    Thanks for the comments!

    I was actually thinking of a tech project experience when writing this post. When the fact that someone currently prints, then saves, becomes a criteria for anything new, there is a lost opportunity to innovate, since all the technology that saves, then prints is excluded because it "doesn't meet the user requirements"!

  3. Very interesting post and I'm happy to find this blog, looks like a good one. I read an article recently that brainstorming sessions where everyone gathers in the room are much less effective than asking people individually for their ideas. Brainstorming with larger groups tends to promote groupthink and are more likely to result in ideas closer to the status quo whilst asking people to think outside of the box individually is much more effective.

  4. "Green",

    Thanks for the kind words.

    That is an interesting thing to think about. We usually hear of brainstorming as a way to get "outside the box", but thinking about the anchoring concept it makes sense that things would converge onto something.

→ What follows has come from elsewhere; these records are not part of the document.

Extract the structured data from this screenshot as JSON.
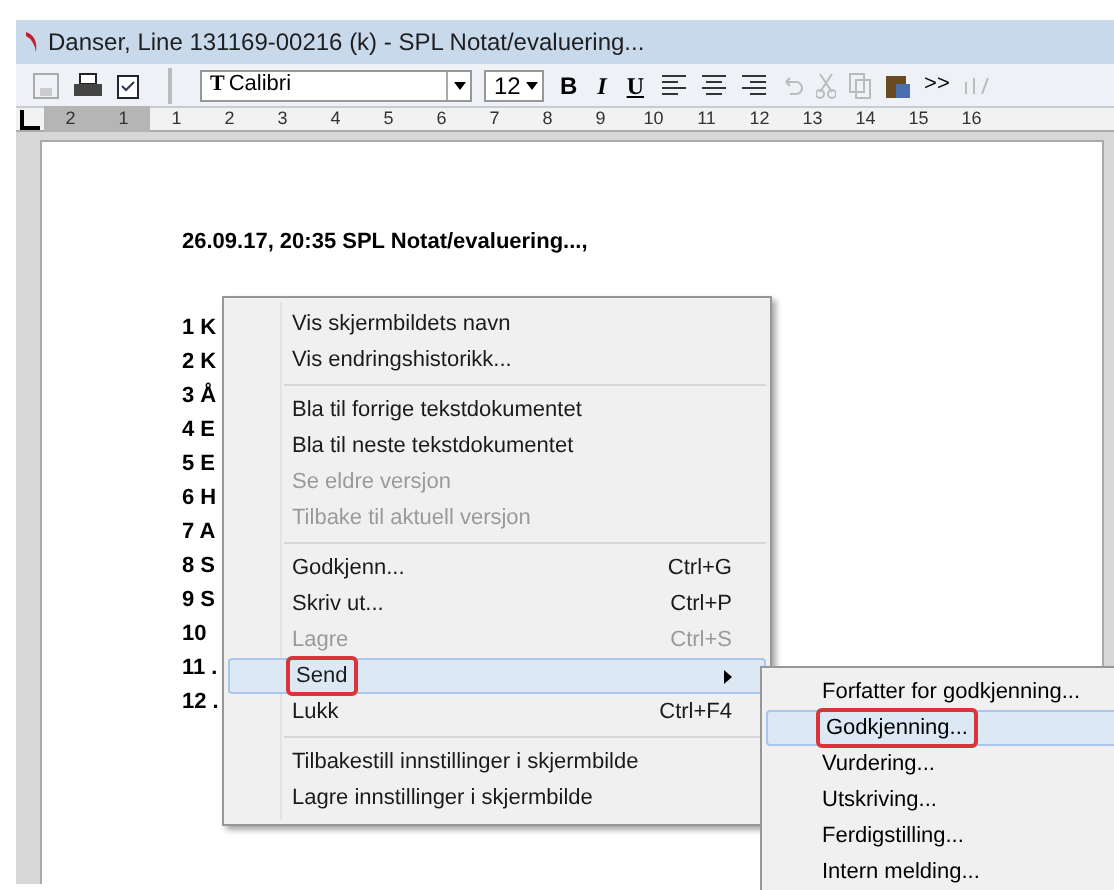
{
  "window": {
    "title": "Danser, Line 131169-00216 (k) - SPL Notat/evaluering..."
  },
  "toolbar": {
    "font": "Calibri",
    "font_glyph": "T",
    "size": "12",
    "format_buttons": [
      "B",
      "I",
      "U"
    ],
    "more": ">>"
  },
  "ruler": {
    "marks": [
      "2",
      "1",
      "1",
      "2",
      "3",
      "4",
      "5",
      "6",
      "7",
      "8",
      "9",
      "10",
      "11",
      "12",
      "13",
      "14",
      "15",
      "16"
    ]
  },
  "document": {
    "heading": "26.09.17, 20:35 SPL Notat/evaluering...,",
    "lines": [
      "1 K",
      "2 K",
      "3 Å",
      "4 E",
      "5 E",
      "6 H",
      "7 A",
      "8 S",
      "9 S",
      "10",
      "11 .",
      "12 ."
    ]
  },
  "context_menu": {
    "groups": [
      [
        {
          "label": "Vis skjermbildets navn",
          "disabled": false
        },
        {
          "label": "Vis endringshistorikk...",
          "disabled": false
        }
      ],
      [
        {
          "label": "Bla til forrige tekstdokumentet",
          "disabled": false
        },
        {
          "label": "Bla til neste tekstdokumentet",
          "disabled": false
        },
        {
          "label": "Se eldre versjon",
          "disabled": true
        },
        {
          "label": "Tilbake til aktuell versjon",
          "disabled": true
        }
      ],
      [
        {
          "label": "Godkjenn...",
          "shortcut": "Ctrl+G",
          "disabled": false
        },
        {
          "label": "Skriv ut...",
          "shortcut": "Ctrl+P",
          "disabled": false
        },
        {
          "label": "Lagre",
          "shortcut": "Ctrl+S",
          "disabled": true
        },
        {
          "label": "Send",
          "submenu": true,
          "selected": true,
          "annotated": true,
          "disabled": false
        },
        {
          "label": "Lukk",
          "shortcut": "Ctrl+F4",
          "disabled": false
        }
      ],
      [
        {
          "label": "Tilbakestill innstillinger i skjermbilde",
          "disabled": false
        },
        {
          "label": "Lagre innstillinger i skjermbilde",
          "disabled": false
        }
      ]
    ]
  },
  "submenu": {
    "items": [
      {
        "label": "Forfatter for godkjenning...",
        "selected": false,
        "annotated": false
      },
      {
        "label": "Godkjenning...",
        "selected": true,
        "annotated": true
      },
      {
        "label": "Vurdering...",
        "selected": false,
        "annotated": false
      },
      {
        "label": "Utskriving...",
        "selected": false,
        "annotated": false
      },
      {
        "label": "Ferdigstilling...",
        "selected": false,
        "annotated": false
      },
      {
        "label": "Intern melding...",
        "selected": false,
        "annotated": false
      }
    ]
  }
}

    Not everyone does well in a group setting, so supplementing the brainstorming with individual sessions will add ideas that otherwise would be missed.

    Thanks for your comments!